They’ve been left waiting a while. That online service will feature those old school Nintendo games in some capacity. When you pay for online access with Nintendo, you’ll also be able to download a few of Nintendo’s classic titles. Since announcing this feature Nintendo has been pretty vague about what this will all entail. Initially it seemed like the service would provide one or two games a month, maybe with some added online features, and would mostly feature games from the NES and SNES eras. Now all we know is that there will be an online service, it’ll launch later this year, and you’ll get some games along with it. With a strong enticement, Nintendo could easily launch a successful service to compete alongside Xbox Gold and PS Plus. The lack of information and details leaves me to assume Nintendo itself still isn’t too sure what their service will be, which leaves me very worried for its potential.

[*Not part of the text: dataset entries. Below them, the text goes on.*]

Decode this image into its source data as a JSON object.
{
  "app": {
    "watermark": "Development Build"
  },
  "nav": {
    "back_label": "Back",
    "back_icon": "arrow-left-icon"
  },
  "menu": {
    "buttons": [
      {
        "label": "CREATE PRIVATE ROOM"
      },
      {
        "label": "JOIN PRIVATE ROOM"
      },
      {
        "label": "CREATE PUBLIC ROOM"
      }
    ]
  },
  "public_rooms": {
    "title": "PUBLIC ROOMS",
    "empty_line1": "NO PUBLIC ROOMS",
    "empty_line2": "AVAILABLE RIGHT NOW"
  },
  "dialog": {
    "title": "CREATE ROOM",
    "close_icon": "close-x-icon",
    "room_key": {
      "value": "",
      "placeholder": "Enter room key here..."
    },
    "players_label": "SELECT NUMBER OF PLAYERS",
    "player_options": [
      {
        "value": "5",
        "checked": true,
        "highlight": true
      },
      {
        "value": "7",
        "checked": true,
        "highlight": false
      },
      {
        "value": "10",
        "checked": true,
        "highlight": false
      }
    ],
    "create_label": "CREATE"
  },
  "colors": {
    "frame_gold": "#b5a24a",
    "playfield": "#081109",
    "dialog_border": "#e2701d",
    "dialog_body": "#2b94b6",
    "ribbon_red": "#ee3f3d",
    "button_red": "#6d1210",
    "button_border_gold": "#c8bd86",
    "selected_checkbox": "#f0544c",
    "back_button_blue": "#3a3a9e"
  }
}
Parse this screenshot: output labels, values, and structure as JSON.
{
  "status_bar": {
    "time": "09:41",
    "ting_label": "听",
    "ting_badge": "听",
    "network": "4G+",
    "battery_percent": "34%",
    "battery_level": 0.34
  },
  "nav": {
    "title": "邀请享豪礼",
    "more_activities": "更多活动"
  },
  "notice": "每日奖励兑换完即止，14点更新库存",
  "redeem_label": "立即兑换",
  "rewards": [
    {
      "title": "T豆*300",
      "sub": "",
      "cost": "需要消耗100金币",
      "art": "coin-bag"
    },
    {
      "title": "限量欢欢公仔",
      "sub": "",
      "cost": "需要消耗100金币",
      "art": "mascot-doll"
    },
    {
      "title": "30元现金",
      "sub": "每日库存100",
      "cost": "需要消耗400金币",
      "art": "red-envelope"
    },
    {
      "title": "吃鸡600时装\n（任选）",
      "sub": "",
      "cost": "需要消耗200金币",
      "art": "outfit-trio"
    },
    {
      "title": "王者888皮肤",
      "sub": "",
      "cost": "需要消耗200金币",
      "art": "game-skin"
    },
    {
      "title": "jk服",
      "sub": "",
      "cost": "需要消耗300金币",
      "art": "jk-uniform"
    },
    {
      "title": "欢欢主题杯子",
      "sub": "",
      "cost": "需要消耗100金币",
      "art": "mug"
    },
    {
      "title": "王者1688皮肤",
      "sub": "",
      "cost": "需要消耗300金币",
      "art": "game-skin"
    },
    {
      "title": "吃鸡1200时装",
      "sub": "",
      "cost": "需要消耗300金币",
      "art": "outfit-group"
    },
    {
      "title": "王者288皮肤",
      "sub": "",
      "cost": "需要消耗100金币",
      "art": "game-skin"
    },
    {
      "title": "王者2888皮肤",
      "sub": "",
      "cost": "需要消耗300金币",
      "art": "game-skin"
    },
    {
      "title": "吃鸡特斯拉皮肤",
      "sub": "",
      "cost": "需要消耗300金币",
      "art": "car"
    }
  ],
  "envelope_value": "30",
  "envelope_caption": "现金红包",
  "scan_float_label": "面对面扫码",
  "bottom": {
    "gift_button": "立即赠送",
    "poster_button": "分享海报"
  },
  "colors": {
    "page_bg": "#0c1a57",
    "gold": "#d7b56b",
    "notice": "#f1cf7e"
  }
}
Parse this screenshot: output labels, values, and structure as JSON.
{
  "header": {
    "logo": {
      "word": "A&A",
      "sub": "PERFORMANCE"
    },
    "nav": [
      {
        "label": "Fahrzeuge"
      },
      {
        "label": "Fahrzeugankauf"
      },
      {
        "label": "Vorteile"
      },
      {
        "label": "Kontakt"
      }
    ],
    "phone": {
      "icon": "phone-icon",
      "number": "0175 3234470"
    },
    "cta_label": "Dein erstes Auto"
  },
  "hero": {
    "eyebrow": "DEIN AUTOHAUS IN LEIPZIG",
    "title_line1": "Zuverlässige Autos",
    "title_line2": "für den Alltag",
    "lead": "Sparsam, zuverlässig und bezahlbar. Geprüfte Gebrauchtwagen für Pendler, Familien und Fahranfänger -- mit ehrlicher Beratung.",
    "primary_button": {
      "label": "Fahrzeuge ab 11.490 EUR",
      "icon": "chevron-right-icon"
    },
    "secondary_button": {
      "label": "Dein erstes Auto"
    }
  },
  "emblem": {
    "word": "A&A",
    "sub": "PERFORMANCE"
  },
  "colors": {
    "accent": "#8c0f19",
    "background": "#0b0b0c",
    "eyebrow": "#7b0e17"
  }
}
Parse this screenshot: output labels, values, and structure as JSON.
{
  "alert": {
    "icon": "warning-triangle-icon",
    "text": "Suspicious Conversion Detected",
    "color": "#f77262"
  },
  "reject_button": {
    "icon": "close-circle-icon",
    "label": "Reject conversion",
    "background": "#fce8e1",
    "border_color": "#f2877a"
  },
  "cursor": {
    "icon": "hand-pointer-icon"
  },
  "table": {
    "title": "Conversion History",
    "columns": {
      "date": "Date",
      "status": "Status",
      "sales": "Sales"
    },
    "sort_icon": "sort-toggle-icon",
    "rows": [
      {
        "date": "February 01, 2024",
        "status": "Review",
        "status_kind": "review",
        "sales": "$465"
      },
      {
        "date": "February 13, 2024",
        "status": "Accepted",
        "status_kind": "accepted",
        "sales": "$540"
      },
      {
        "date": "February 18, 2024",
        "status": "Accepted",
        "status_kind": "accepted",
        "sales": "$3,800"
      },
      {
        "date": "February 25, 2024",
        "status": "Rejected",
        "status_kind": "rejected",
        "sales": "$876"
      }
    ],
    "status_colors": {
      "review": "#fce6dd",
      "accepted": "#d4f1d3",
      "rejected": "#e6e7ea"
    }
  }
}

Online services don’t stop there for Nintendo. Many features of their other hardware devices are seemingly absent from the Switch. Themes, menu music, menu customization, and so much more just isn’t included with the current Switch software. Maybe this is something they’ll add later, once online is firmly established, but a year into its lifecycle and the Switch still feels very sparse. I still don’t feel like I’m holding a console until I boot up a game. The menus and interface all feel very last minute and feature incomplete. It’s even missing apps we’re used to seeing alongside every console, such as Netflix, Crackle, or Crunchyroll.
There can be no doubting the Nintendo Switch’s current success. What we can doubt however, is its future. The Wii U wasn’t a failure because of the hardware, it failed because of Nintendo. Poor marketing, poor communication, and almost zero support after its feeble launch doomed that console. However I do have hope for the Switch. Nintendo clearly did not expect this level of success, but quickly recovered and now seem absolutely enthused about their own future. Whether it’s the next Nintendo Direct or at E3, I think we’re all awaiting Nintendo’s next big announcement, because it’ll be a true indicator of what way the wind is blowing for the Nintendo Switch.